───── SUPPLIED MATERIAL

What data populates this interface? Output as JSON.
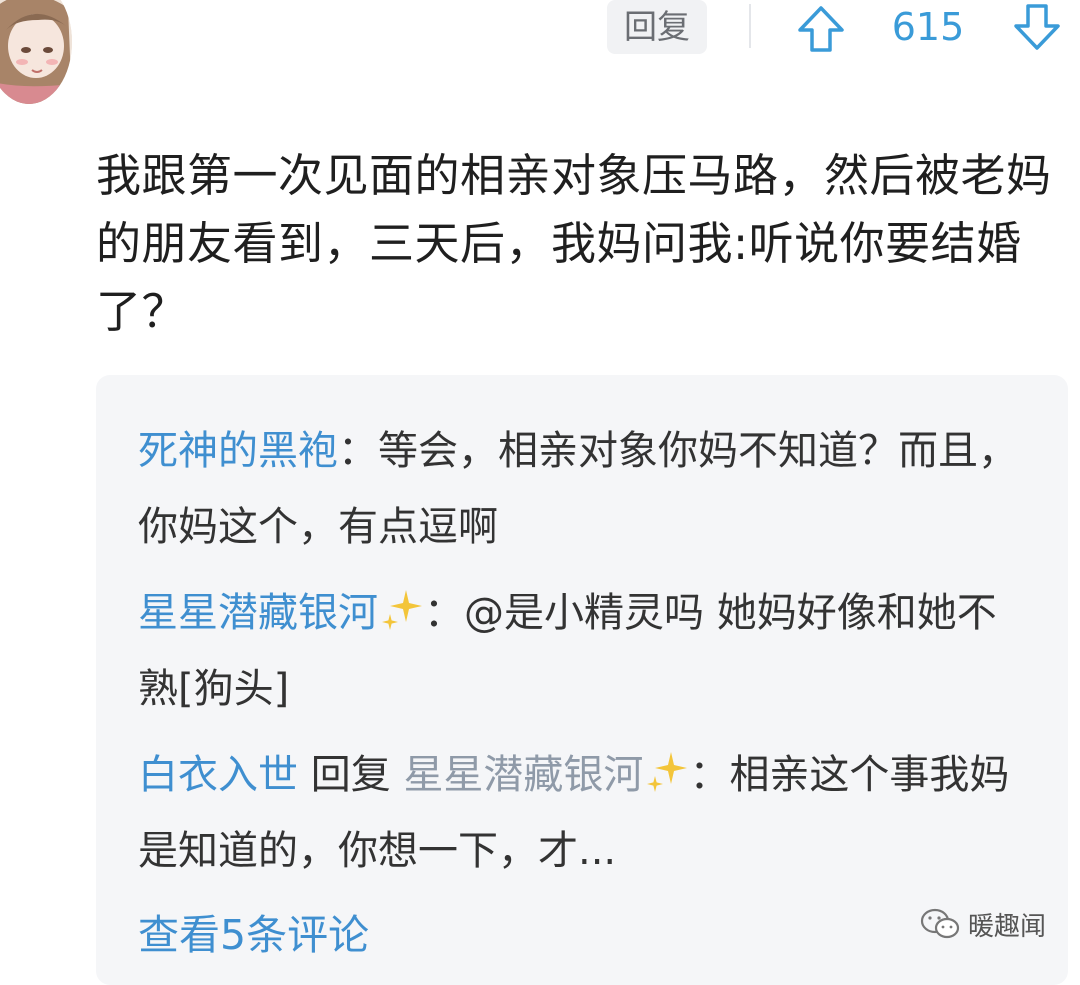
{
  "comment": {
    "reply_label": "回复",
    "vote_count": "615",
    "text": "我跟第一次见面的相亲对象压马路，然后被老妈的朋友看到，三天后，我妈问我:听说你要结婚了？"
  },
  "replies": [
    {
      "user": "死神的黑袍",
      "separator": "：",
      "text": "等会，相亲对象你妈不知道？而且，你妈这个，有点逗啊"
    },
    {
      "user": "星星潜藏银河",
      "separator": "：",
      "text": "@是小精灵吗 她妈好像和她不熟[狗头]"
    },
    {
      "user": "白衣入世",
      "reply_word": "回复",
      "target": "星星潜藏银河",
      "separator": "：",
      "text": "相亲这个事我妈是知道的，你想一下，才..."
    }
  ],
  "view_more": "查看5条评论",
  "watermark": "暖趣闻",
  "colors": {
    "accent": "#3f8fd0",
    "vote": "#3a9bd8",
    "reply_bg": "#f5f6f8"
  }
}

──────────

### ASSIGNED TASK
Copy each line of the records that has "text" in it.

### SOLUTION TO THE EXERCISE
    "text": "我跟第一次见面的相亲对象压马路，然后被老妈的朋友看到，三天后，我妈问我:听说你要结婚了？"
      "text": "等会，相亲对象你妈不知道？而且，你妈这个，有点逗啊"
      "text": "@是小精灵吗 她妈好像和她不熟[狗头]"
      "text": "相亲这个事我妈是知道的，你想一下，才..."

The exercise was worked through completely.